WHAT IS AUGMENTATION?
Essentially, augmentation refers to the practice of prescribing two or more medications to treat one single condition (also known as Combination Therapy). When single antidepressant medication proves ineffective in reducing symptoms, research supports the use of augmentation as a viable option. The Sequenced Treatment Alternatives to Relieve Depression study (STAR*D), followed more than 2800 participants ages 18-75 over a seven-year period. The results showed that approximately one-third of patients who had not previously responded to treatment with the SSRI citalopram (Celexa) achieved remission of depressive symptoms after augmentation with bupropion (Wellbutrin) or buspirone (BuSpar)

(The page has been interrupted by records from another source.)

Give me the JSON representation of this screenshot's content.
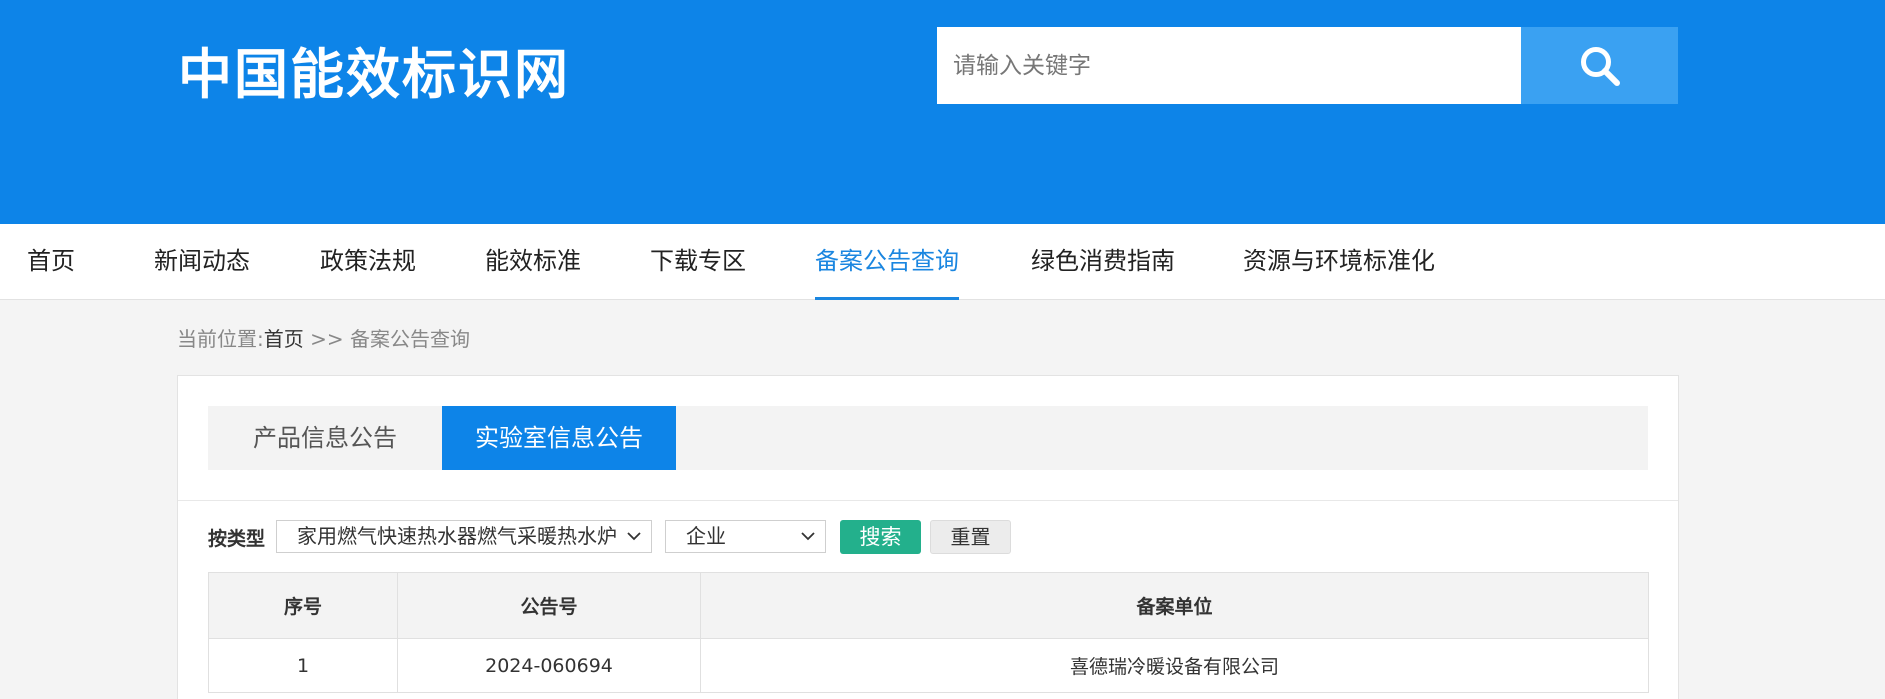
{
  "header": {
    "logo_text": "中国能效标识网",
    "search_placeholder": "请输入关键字",
    "search_icon": "search-icon",
    "background_color": "#0d84e8",
    "search_button_color": "#3aa1f2"
  },
  "nav": {
    "items": [
      {
        "label": "首页"
      },
      {
        "label": "新闻动态"
      },
      {
        "label": "政策法规"
      },
      {
        "label": "能效标准"
      },
      {
        "label": "下载专区"
      },
      {
        "label": "备案公告查询",
        "active": true
      },
      {
        "label": "绿色消费指南"
      },
      {
        "label": "资源与环境标准化"
      }
    ],
    "active_color": "#1a86e0"
  },
  "breadcrumb": {
    "prefix": "当前位置:",
    "home": "首页",
    "separator": " >> ",
    "current": "备案公告查询"
  },
  "tabs": {
    "items": [
      {
        "label": "产品信息公告",
        "active": false
      },
      {
        "label": "实验室信息公告",
        "active": true
      }
    ]
  },
  "filters": {
    "type_label": "按类型",
    "type_selected": "家用燃气快速热水器燃气采暖热水炉",
    "org_selected": "企业",
    "search_label": "搜索",
    "reset_label": "重置",
    "search_button_color": "#23b08c"
  },
  "table": {
    "columns": [
      "序号",
      "公告号",
      "备案单位"
    ],
    "rows": [
      [
        "1",
        "2024-060694",
        "喜德瑞冷暖设备有限公司"
      ]
    ]
  }
}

The STAR*D study uncovered several more viable augmentation options. Lithium is a medication typically used to treat Bipolar disorder. It's also frequently utilized in combination with antidepressants to combat TRD. According to the study, Lithium appears to be effective when combined with a Tricyclic antidepressant (TCA). A class of medications known as Atypical Antipsychotics is another evidence-based augmentation option. Two in particular, Aripiprazole and Quetiapine, have been FDA approved as an adjunctive treatment for depression.
WHAT ARE THE RISKS OF MEDICATION AUGMENTATION?
Naturally, an important precaution when introducing more medications is the consideration of potential side-effects. Zhou and colleagues conducted a meta-analysis to assess which medications are most helpful and which produce unwanted side-effects.
The meta-analysis included data on nearly a dozen different augmentation options. Results showed that: Quetiapine, Aripiprazole, Thyroid Hormone, and Lithium were significantly better than placebo as augmenting treatments for depression. This study noted that quetiapine and aripiprazole were somewhat more effective than thyroid hormone and lithium.
Another viable route for augmentation is in the form of natural supplements. Several supplement options have positive results in research studies for reducing depressive symptoms. Omega-3 Fatty Acids are known to improve mood. A recent study showed that combining Omega-3s with Citalopram, produced favorable results. Other supplements including creatine, SAMe, and l-methylfolate can also improve results when added to an antidepressant.
Psychotherapy is also an important part of the treatment of treatment resistant depression. In addition there are a variety of non-medication and non-supplement treatments that can help with addressing depression symptoms, for example healthy nutrition, exercise, light therapy, mindfulness and a variety of mind-body approaches.
SHOULD I SEEK AUGMENTATION?
If your depression is severe and has not responded to traditional approaches, augmentation may be a good option. You will need to work with a skilled psychiatrist to manage this more complex medication regimen. Consider working with a practitioner who is experienced with integrative psychiatry as this can allow you to develop a comprehensive approach to addressing your health.